Whenever contentious social changes are promoted by various activist groups, we are always assured that adequate safeguards will be set in place, and that things will not spiral out of control. Whether it is abortion, drugs, prostitution, or pornography, we are always assured that these things will be kept in check.
Consider the issue of euthanasia, and consider one assisted suicide support group, Dignitas. The group was formed in Switzerland in 1998. Back then it insisted that this would not open the floodgates, but simply help those with a terminal illness die with “dignity”.
Of course that was just the beginning. Soon people with mental illnesses were allowed to make use of their services – thanatoriums, they are neatly called – but with “proper” medical safeguards, such as a psychiatric report. But as many pro-life advocates have pointed out over the years, if we are going to head down the path of legalising euthanasia, then that means people have a right to take their life. Why stop at the elderly or severely depressed. Why not anyone for any reason?
And that is exactly where Dignitas has come to. The group’s founder, Ludwig Minelli, has just recently said that suicide is a marvellous human right, and that it should not be denied to those seeking it. Here is how one press write-up explains the situation:
Minelli “is seeking permission from the courts in Switzerland to assist the suicide of a perfectly healthy woman. The woman is the wife of an unnamed and ill Canadian man who may seek suicide at the Dignitas facility; she has said that if her husband commits suicide, then she would want to commit suicide at the same time, though she is suffering from no illness.”
“Minelli told BBC Radio 4 that everyone has a right to kill themselves, whether they are healthy or sick, and that there should be no legal restrictions whatever on physician assisted suicide.
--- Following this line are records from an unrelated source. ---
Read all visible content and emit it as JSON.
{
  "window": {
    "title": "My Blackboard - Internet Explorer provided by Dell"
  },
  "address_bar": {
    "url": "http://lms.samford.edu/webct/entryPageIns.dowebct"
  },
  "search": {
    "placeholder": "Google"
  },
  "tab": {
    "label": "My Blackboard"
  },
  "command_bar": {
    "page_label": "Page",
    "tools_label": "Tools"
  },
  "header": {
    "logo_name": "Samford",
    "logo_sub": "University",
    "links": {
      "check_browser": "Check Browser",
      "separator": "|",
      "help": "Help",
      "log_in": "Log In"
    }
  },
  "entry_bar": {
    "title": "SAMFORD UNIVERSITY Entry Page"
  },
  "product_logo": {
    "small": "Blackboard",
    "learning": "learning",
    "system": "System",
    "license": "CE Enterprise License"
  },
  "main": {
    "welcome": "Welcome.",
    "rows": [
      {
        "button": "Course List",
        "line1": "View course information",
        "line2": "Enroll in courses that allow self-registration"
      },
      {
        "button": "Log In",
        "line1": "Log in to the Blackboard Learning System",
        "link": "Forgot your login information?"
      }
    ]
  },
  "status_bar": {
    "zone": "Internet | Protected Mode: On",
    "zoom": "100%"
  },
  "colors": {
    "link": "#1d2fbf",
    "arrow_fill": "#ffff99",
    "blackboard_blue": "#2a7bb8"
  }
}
He called assisted suicide a ‘marvellous, marvellous possibility for a human being.’ ‘It’s a right, a human right, without condition except capacity of discernment.’ Minelli, who has argued that assisted suicide should be legally available for people with severe depression, said, ‘Suicide is a very good possibility to escape a situation which you can’t alter’.”
So much for safeguards and limitations. This is open slather on assisted killing. This is the logical outcome of the pro-death advocates who have sought to put human autonomy and freedom of choice above all other considerations.
And as mentioned, rights demand obligations. If we have a right to kill, then we have an obligation to kill. If the state says there is a legal right to die, logically, anyone can bring suit to ensure that governments comply. Indeed, once legalised, it is possible that doctors may one day face lawsuits if they violate someone’s rights by not killing them. As one commentator put it, “Imagine doctors purchasing malpractice insurance that covers ‘denial of death’ suits. That day may not be far away.”
For all the talk about choice, about freedom to choose, about giving people options, the legal and social legitimisation for assisted suicide will effectively eliminate one option, namely, staying alive without having to justify one’s existence. With legalised euthanasia, the burden will be upon people to justify being alive – we will have to prove that we ought to be allowed to live. Lest that sound too far out, recall the comments made some years ago by the then Governor-General Bill Hayden who, thinking of his own advancement in years, spoke of “unproductive burdens” which we need to be “disencumbered” of via euthanasia.
What a lousy message legalised euthanasia sends out to the wider community. It has nothing to do with human dignity. This is about treating human beings as mere animals, with no inherent worth and value. Minelli made this clear when he spoke of some crass financial benefits of suicide. As the news item relates, “Minelli also emphasised the cost-benefit aspect of suicide, saying that the health system saves the costs of protracted health care with every successful suicide.”
But this kind of thinking is not new. In 1994 the Economic Planning Advisory Commission (EPAC) discussed the rising costs of health care for the elderly. In its publication EPAC actually looked at the issue of euthanasia as one option in the whole discussion. There was no talk about alleviating suffering or being compassionate – the whole proposal centred on cost-cutting measures.
And if human beings have no more moral value than a dingo or an amoeba, then I suppose concerns about money can be raised. But because we are special and unique, deserving of respect, putting mere market value on human lives is disgusting and dehumanising.
This reduction of the human person to naked choices and financial considerations is part of the general war of the worlds going on – a war of worldviews. On the one hand is the Judeo-Christian worldview which puts a very high value on the human person. On the other side is the secular humanist worldview which is hard pressed to come up with a logical reason why humans should be treated any differently than amoebas or weeds.
The former speaks of the sanctity of human life. The latter speaks of the quality of human life. If we do not have inherent and unalienable dignity and worth, then arbitrary notions of quality will be substituted instead. This has devastating repercussions.
Indeed, as I type these words a television news item is reporting on a 16-year-old girl who committed suicide after visiting a pro-euthanasia website. The site contained graphic information on how to take one’s life. The latest ravings of the Dignitas founder are simply the logical – and ugly – outcome of the pro-euthanasia push.
We must slam this door shut now, and never open it an inch. The slippery slope is far too dangerous.